--- EXERCISE DIRECTIONS ---
Retype every entry precisely and keep each line whole.

[Recorded data]
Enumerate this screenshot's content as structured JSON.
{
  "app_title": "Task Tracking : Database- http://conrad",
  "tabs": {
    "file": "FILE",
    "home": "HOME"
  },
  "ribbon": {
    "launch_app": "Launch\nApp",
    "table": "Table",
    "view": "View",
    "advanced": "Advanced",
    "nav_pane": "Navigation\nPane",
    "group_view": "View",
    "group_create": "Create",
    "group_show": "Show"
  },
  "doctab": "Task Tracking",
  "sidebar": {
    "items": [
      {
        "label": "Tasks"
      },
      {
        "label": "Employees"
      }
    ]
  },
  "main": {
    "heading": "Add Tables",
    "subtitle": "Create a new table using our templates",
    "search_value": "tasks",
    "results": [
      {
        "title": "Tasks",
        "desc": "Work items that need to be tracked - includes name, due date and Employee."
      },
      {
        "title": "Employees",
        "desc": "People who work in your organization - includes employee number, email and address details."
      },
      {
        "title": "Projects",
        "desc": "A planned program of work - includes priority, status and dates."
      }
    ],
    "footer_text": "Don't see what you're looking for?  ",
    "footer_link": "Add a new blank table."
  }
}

--- RESPONSE TO THE EXERCISE ---
Enumerate this screenshot's content as structured JSON.
{
  "app_title": "Task Tracking : Database- http://conrad",
  "tabs": {
    "file": "FILE",
    "home": "HOME"
  },
  "ribbon": {
    "launch_app": "Launch\nApp",
    "table": "Table",
    "view": "View",
    "advanced": "Advanced",
    "nav_pane": "Navigation\nPane",
    "group_view": "View",
    "group_create": "Create",
    "group_show": "Show"
  },
  "doctab": "Task Tracking",
  "sidebar": {
    "items": [
      {
        "label": "Tasks"
      },
      {
        "label": "Employees"
      }
    ]
  },
  "main": {
    "heading": "Add Tables",
    "subtitle": "Create a new table using our templates",
    "search_value": "tasks",
    "results": [
      {
        "title": "Tasks",
        "desc": "Work items that need to be tracked - includes name, due date and Employee."
      },
      {
        "title": "Employees",
        "desc": "People who work in your organization - includes employee number, email and address details."
      },
      {
        "title": "Projects",
        "desc": "A planned program of work - includes priority, status and dates."
      }
    ],
    "footer_text": "Don't see what you're looking for?  ",
    "footer_link": "Add a new blank table."
  }
}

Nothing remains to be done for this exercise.